Mass temperature checks of passengers at airports are unlikely to be effective in limiting the spread of COVID-19, HIQA has warned.
The health watchdog says there is not enough evidence to suggest the measure works.
Recent months have seen a number of calls for temperature checks to be introduced at Irish airports.
A report from the Oireachtas COVID committee yesterday recommended that "all entrants should be temperature screened on arrival".
However, in a new report - which looks at international research on screening - HIQA says the measure is only effective when it comes to detecting fevers.
The watchdog says: "Not all cases of COVID-19 present with fever and a substantial proportion are asymptomatic (never symptomatic); approximately 25% of symptomatic cases never develop a fever.
"Moreover, some cases may evade detection due to mild clinical symptoms or other confounders, such as the use of antipyretic medicines.
"Therefore, fever screening may not identify a large proportion of potentially infectious cases.
The report does note a number of potential benefits to the checks, including "discouraging travel of ill people, education and awareness-raising, improvements in public confidence and reductions in the negative economic consequences associated with travel or trade restrictions".
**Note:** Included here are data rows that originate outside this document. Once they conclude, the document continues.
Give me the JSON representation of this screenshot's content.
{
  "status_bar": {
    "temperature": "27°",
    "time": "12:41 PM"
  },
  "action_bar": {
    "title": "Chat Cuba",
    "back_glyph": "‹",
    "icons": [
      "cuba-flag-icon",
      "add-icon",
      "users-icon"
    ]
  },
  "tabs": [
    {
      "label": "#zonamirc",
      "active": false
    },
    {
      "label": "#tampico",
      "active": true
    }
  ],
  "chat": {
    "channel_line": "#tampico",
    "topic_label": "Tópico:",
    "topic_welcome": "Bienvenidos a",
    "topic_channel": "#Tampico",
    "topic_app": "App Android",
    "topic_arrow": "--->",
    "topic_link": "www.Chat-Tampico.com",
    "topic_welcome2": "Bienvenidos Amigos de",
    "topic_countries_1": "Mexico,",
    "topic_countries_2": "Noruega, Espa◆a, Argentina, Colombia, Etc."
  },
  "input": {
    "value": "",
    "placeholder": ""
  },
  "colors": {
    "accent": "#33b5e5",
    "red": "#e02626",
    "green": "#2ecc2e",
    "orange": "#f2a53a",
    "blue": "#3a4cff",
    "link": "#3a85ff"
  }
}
However, they add that it's hard to examine the full effectiveness of screening - saying it was typically implemented alongside a range of other measures, including looking at passenger's contact and travel history.